Jinnah, on the other hand, confided to a friend, "she was a child, I shouldn't have married her. It was my mistake". Further, in an irony of sorts, his own stance on inter-faith and inter-community marriages was challenged when his daughter Dina decided to marry a Christian-Parsi industrialist from Bombay. In an almost exact way Sir Dinshaw Petit and Ruttie had clashed, Jinnah too clashed with his own daughter over her desire to marry outside the Muslim community. Mahommedali Currim Chagla, who was Jinnah's assistant at the time, writes in his autobiography Roses in December: "Jinnah asked Dina 'there are millions of Muslim boys in India, is he the only one you were waiting for?' and Dina replied 'there were millions of Muslim girls in India, why did you marry my mother then?'"
Jinnah is seen as a very private person who hardly showed his emotions, but he is known to have wept twice in public, and both occasions were connected to Ruttie. One of the occasions was Ruttie's funeral in 1929, and the other was in August 1947, when he visited her grave one last time before leaving for Pakistan. Jinnah left India in August 1947, never to return again.

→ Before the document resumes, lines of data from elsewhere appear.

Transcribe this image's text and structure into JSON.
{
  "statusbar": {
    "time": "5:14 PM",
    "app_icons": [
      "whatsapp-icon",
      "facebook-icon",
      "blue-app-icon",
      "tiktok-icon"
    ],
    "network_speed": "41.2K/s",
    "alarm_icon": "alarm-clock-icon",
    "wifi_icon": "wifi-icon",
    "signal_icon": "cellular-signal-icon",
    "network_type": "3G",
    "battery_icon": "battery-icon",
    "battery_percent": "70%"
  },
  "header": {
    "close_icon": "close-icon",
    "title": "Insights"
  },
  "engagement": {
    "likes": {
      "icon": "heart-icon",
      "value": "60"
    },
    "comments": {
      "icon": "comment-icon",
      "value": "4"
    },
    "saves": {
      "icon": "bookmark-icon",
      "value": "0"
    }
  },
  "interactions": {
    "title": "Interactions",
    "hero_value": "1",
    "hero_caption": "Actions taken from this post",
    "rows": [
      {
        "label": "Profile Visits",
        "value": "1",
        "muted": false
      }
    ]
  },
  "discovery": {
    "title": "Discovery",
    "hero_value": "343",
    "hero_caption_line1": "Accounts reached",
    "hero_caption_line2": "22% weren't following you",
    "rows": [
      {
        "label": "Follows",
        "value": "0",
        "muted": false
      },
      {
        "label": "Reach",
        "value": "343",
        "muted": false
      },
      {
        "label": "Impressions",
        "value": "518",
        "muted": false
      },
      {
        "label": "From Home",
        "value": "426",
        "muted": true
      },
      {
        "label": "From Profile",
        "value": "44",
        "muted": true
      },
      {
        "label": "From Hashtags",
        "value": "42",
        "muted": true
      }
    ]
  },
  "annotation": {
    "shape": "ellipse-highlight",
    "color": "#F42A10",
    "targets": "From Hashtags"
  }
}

After Ruttie's death, it appeared that Jinnah missed her a great deal. G. Allana wrote a biography of Jinnah entitled "Quaid-i-Azam Jinnah: The Story of a Nation," and he relates an anecdote made known to him by Jinnah's chauffeur. He quoted the chauffeur thus: